(Activity)
With all images omitted, write out the records word for word.

(Data to examine)
──────
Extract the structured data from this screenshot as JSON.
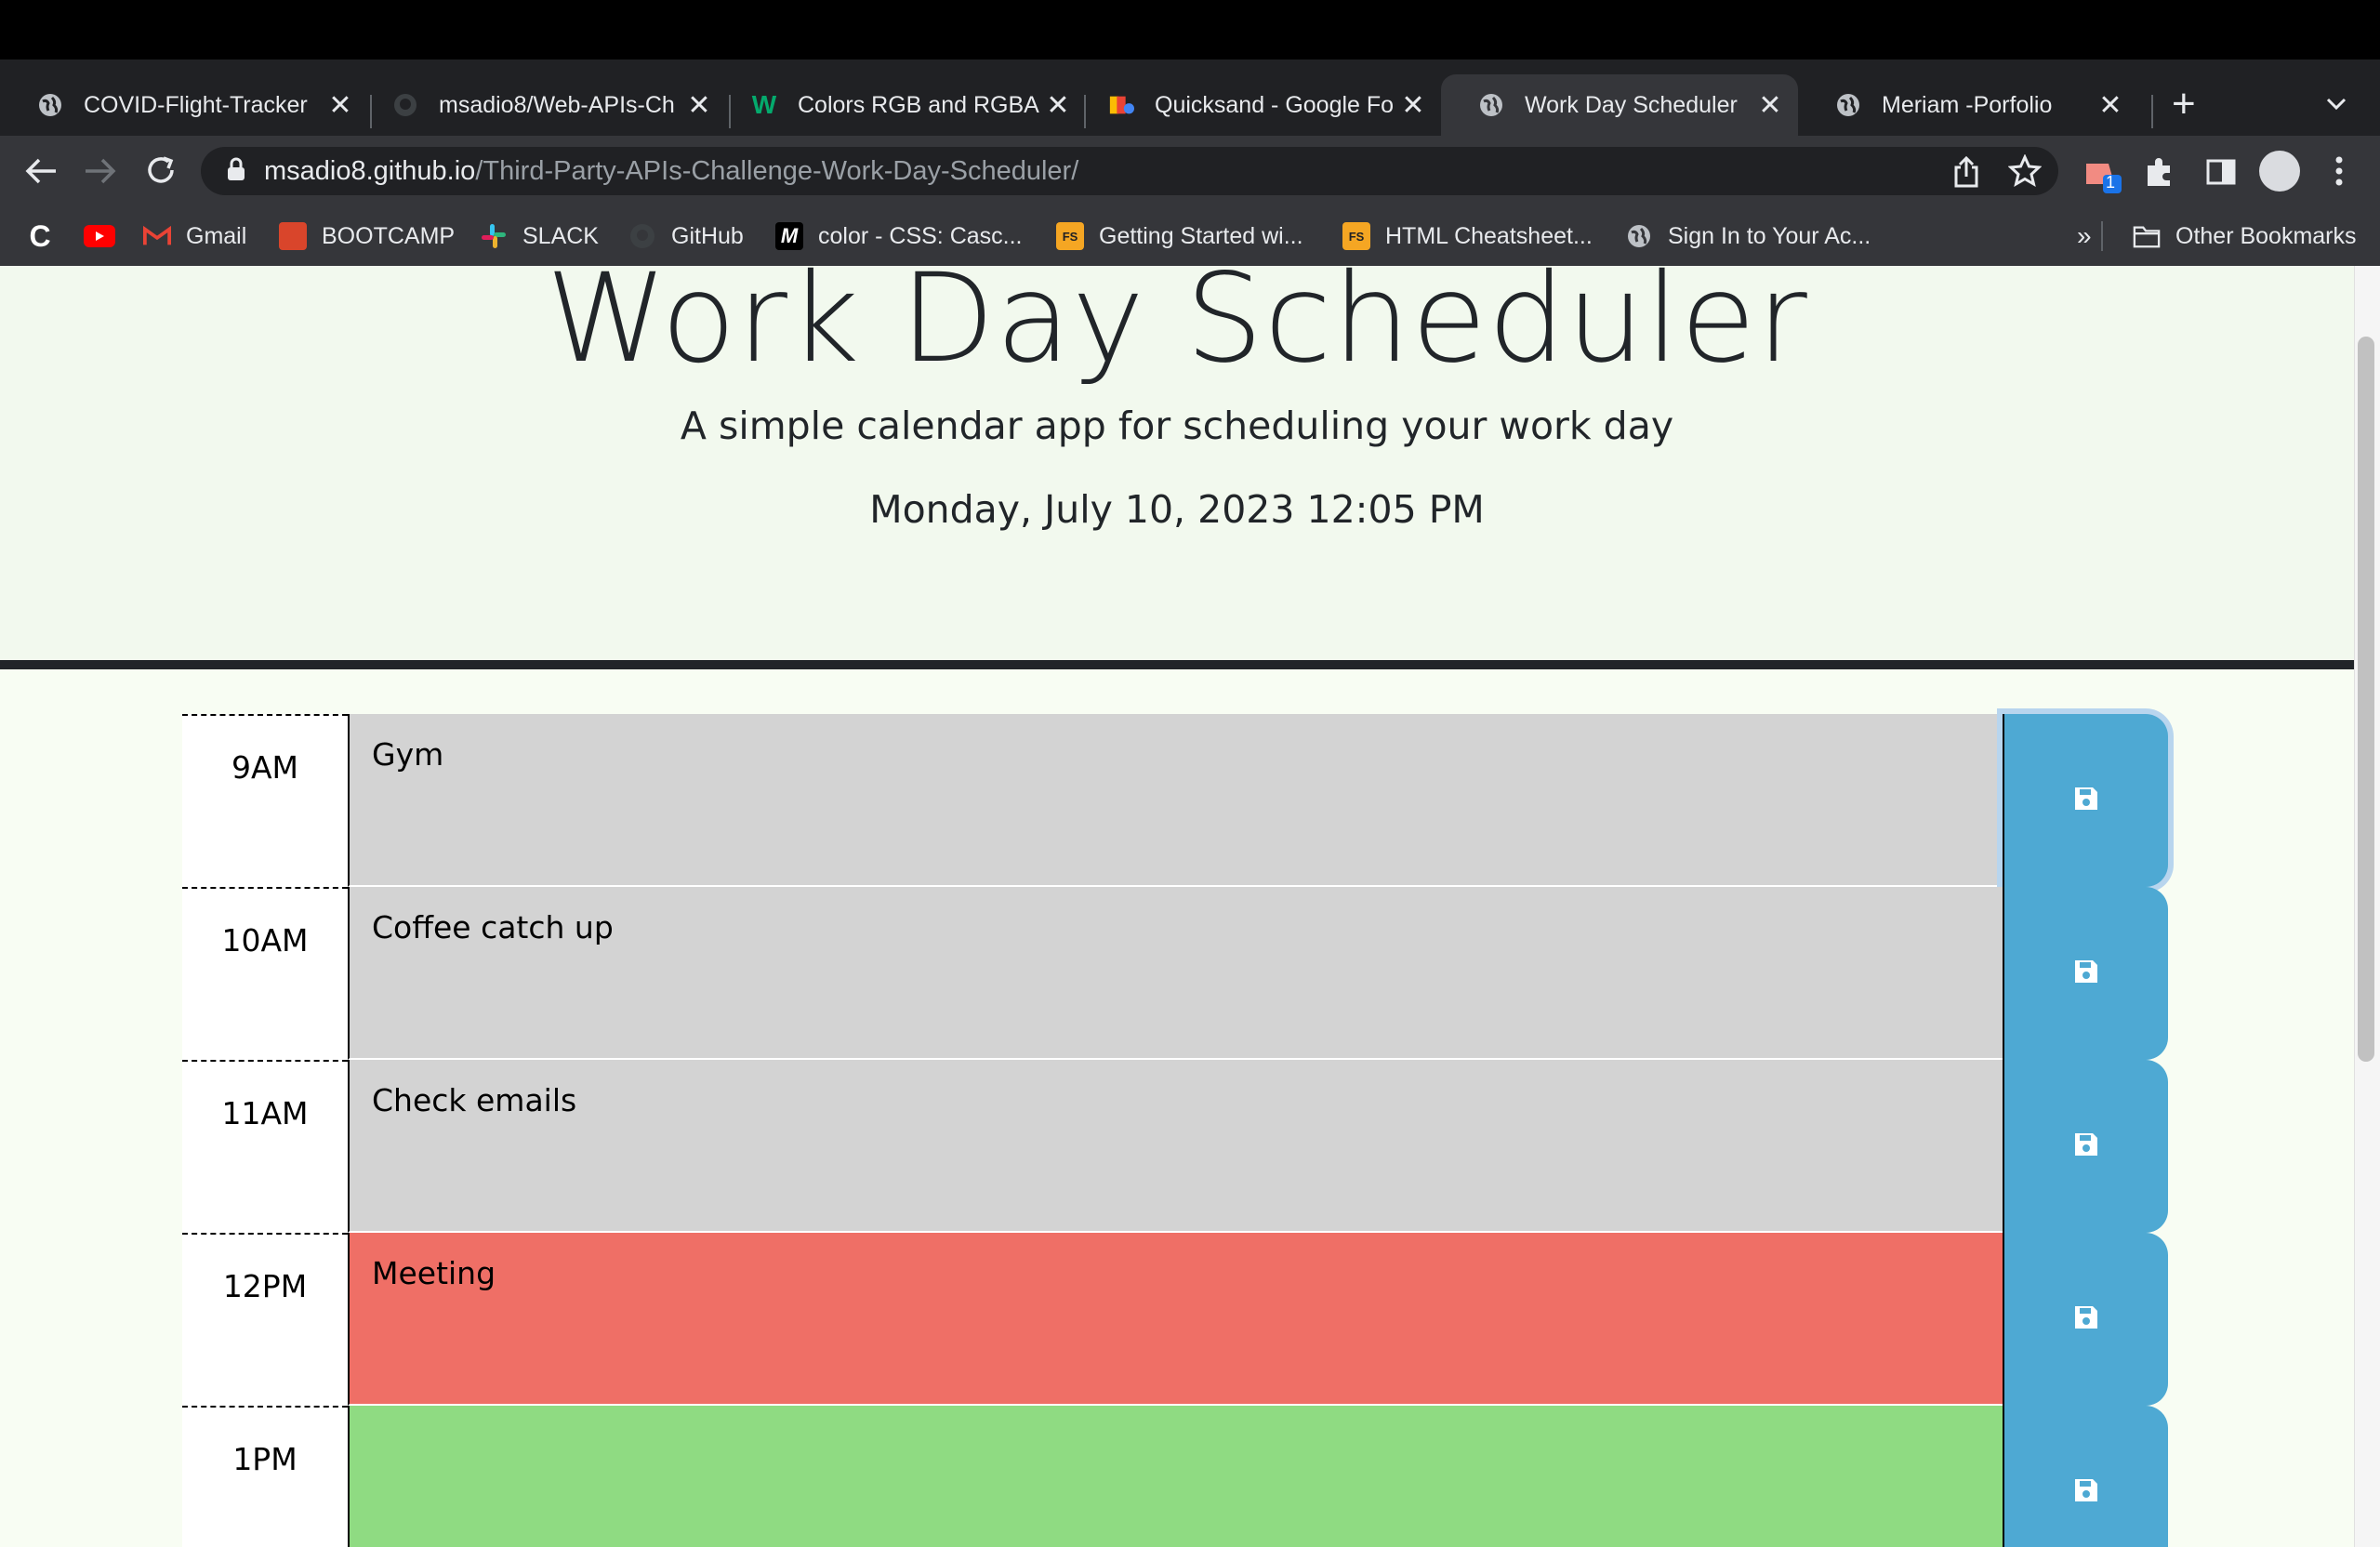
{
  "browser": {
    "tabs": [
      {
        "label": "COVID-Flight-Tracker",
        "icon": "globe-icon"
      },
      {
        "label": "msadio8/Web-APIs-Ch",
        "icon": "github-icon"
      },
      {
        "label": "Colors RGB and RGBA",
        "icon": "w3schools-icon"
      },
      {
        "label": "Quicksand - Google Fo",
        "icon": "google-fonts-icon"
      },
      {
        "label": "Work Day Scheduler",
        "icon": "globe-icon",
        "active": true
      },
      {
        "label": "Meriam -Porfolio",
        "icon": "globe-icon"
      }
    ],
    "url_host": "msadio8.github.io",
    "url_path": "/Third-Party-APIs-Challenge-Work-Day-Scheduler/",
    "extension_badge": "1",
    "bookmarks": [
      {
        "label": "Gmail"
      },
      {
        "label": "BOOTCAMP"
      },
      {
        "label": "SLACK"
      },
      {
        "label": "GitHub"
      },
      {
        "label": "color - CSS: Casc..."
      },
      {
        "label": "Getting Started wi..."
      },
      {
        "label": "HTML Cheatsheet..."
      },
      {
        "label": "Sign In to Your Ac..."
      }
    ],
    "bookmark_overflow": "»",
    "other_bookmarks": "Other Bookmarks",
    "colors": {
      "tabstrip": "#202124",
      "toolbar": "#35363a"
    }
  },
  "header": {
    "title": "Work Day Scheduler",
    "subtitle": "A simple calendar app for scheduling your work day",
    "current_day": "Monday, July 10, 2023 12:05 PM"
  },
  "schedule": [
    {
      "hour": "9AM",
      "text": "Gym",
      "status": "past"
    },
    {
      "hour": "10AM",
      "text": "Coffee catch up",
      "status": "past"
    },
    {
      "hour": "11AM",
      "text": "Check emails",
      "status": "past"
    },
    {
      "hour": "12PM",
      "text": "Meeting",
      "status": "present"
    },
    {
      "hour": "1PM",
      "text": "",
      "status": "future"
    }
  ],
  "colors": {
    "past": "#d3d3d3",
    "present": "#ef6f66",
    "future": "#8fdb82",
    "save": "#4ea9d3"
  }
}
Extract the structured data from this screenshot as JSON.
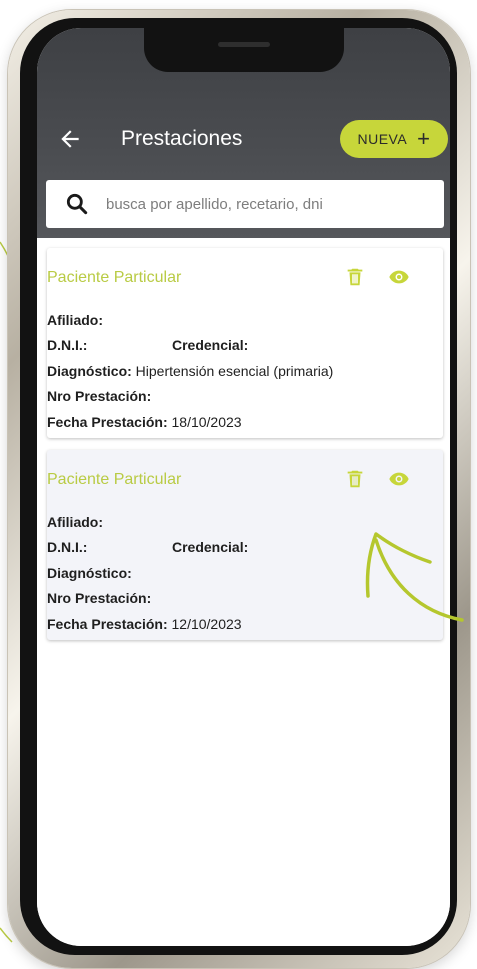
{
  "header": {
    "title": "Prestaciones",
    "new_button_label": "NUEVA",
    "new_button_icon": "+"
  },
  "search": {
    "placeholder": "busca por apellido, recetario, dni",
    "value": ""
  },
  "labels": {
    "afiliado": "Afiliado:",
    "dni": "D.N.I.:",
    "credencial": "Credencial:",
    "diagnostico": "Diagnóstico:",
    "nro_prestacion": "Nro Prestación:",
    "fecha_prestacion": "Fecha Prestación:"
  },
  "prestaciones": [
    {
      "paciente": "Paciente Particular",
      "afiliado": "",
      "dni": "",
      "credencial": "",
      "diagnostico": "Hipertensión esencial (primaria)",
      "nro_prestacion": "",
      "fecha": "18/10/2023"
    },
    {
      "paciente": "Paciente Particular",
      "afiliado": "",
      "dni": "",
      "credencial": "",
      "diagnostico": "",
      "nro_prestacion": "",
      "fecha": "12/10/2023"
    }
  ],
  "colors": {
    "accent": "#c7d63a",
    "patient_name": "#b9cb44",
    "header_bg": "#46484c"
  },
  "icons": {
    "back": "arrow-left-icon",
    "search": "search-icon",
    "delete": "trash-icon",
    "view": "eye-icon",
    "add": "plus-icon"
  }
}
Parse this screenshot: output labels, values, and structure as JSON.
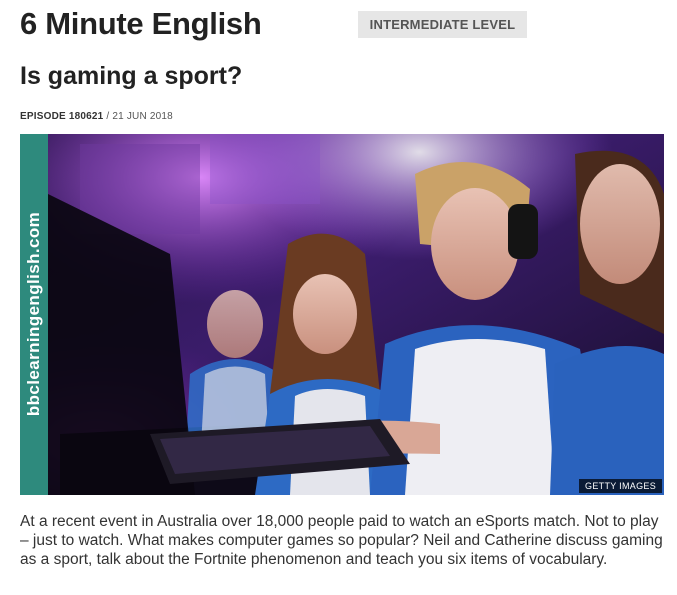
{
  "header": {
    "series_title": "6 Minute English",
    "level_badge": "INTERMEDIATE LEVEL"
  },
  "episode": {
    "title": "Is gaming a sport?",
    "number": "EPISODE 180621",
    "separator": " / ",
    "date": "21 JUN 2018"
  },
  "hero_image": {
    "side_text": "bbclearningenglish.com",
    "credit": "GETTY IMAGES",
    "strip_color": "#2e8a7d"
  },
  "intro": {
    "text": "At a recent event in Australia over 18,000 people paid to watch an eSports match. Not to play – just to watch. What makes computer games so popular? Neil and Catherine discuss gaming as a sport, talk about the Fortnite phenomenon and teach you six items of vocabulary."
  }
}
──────
(Reply to the task)
Extract the structured data from this screenshot as JSON.
{
  "browser": {
    "tabs": [
      {
        "label": "COVID-Flight-Tracker",
        "icon": "globe-icon"
      },
      {
        "label": "msadio8/Web-APIs-Ch",
        "icon": "github-icon"
      },
      {
        "label": "Colors RGB and RGBA",
        "icon": "w3schools-icon"
      },
      {
        "label": "Quicksand - Google Fo",
        "icon": "google-fonts-icon"
      },
      {
        "label": "Work Day Scheduler",
        "icon": "globe-icon",
        "active": true
      },
      {
        "label": "Meriam -Porfolio",
        "icon": "globe-icon"
      }
    ],
    "url_host": "msadio8.github.io",
    "url_path": "/Third-Party-APIs-Challenge-Work-Day-Scheduler/",
    "extension_badge": "1",
    "bookmarks": [
      {
        "label": "Gmail"
      },
      {
        "label": "BOOTCAMP"
      },
      {
        "label": "SLACK"
      },
      {
        "label": "GitHub"
      },
      {
        "label": "color - CSS: Casc..."
      },
      {
        "label": "Getting Started wi..."
      },
      {
        "label": "HTML Cheatsheet..."
      },
      {
        "label": "Sign In to Your Ac..."
      }
    ],
    "bookmark_overflow": "»",
    "other_bookmarks": "Other Bookmarks",
    "colors": {
      "tabstrip": "#202124",
      "toolbar": "#35363a"
    }
  },
  "header": {
    "title": "Work Day Scheduler",
    "subtitle": "A simple calendar app for scheduling your work day",
    "current_day": "Monday, July 10, 2023 12:05 PM"
  },
  "schedule": [
    {
      "hour": "9AM",
      "text": "Gym",
      "status": "past"
    },
    {
      "hour": "10AM",
      "text": "Coffee catch up",
      "status": "past"
    },
    {
      "hour": "11AM",
      "text": "Check emails",
      "status": "past"
    },
    {
      "hour": "12PM",
      "text": "Meeting",
      "status": "present"
    },
    {
      "hour": "1PM",
      "text": "",
      "status": "future"
    }
  ],
  "colors": {
    "past": "#d3d3d3",
    "present": "#ef6f66",
    "future": "#8fdb82",
    "save": "#4ea9d3"
  }
}
Extract the structured data from this screenshot as JSON.
{
  "header": {
    "title": "Prestaciones",
    "new_button_label": "NUEVA",
    "new_button_icon": "+"
  },
  "search": {
    "placeholder": "busca por apellido, recetario, dni",
    "value": ""
  },
  "labels": {
    "afiliado": "Afiliado:",
    "dni": "D.N.I.:",
    "credencial": "Credencial:",
    "diagnostico": "Diagnóstico:",
    "nro_prestacion": "Nro Prestación:",
    "fecha_prestacion": "Fecha Prestación:"
  },
  "prestaciones": [
    {
      "paciente": "Paciente Particular",
      "afiliado": "",
      "dni": "",
      "credencial": "",
      "diagnostico": "Hipertensión esencial (primaria)",
      "nro_prestacion": "",
      "fecha": "18/10/2023"
    },
    {
      "paciente": "Paciente Particular",
      "afiliado": "",
      "dni": "",
      "credencial": "",
      "diagnostico": "",
      "nro_prestacion": "",
      "fecha": "12/10/2023"
    }
  ],
  "colors": {
    "accent": "#c7d63a",
    "patient_name": "#b9cb44",
    "header_bg": "#46484c"
  },
  "icons": {
    "back": "arrow-left-icon",
    "search": "search-icon",
    "delete": "trash-icon",
    "view": "eye-icon",
    "add": "plus-icon"
  }
}
Parse this screenshot: output labels, values, and structure as JSON.
{
  "header": {
    "series_title": "6 Minute English",
    "level_badge": "INTERMEDIATE LEVEL"
  },
  "episode": {
    "title": "Is gaming a sport?",
    "number": "EPISODE 180621",
    "separator": " / ",
    "date": "21 JUN 2018"
  },
  "hero_image": {
    "side_text": "bbclearningenglish.com",
    "credit": "GETTY IMAGES",
    "strip_color": "#2e8a7d"
  },
  "intro": {
    "text": "At a recent event in Australia over 18,000 people paid to watch an eSports match. Not to play – just to watch. What makes computer games so popular? Neil and Catherine discuss gaming as a sport, talk about the Fortnite phenomenon and teach you six items of vocabulary."
  }
}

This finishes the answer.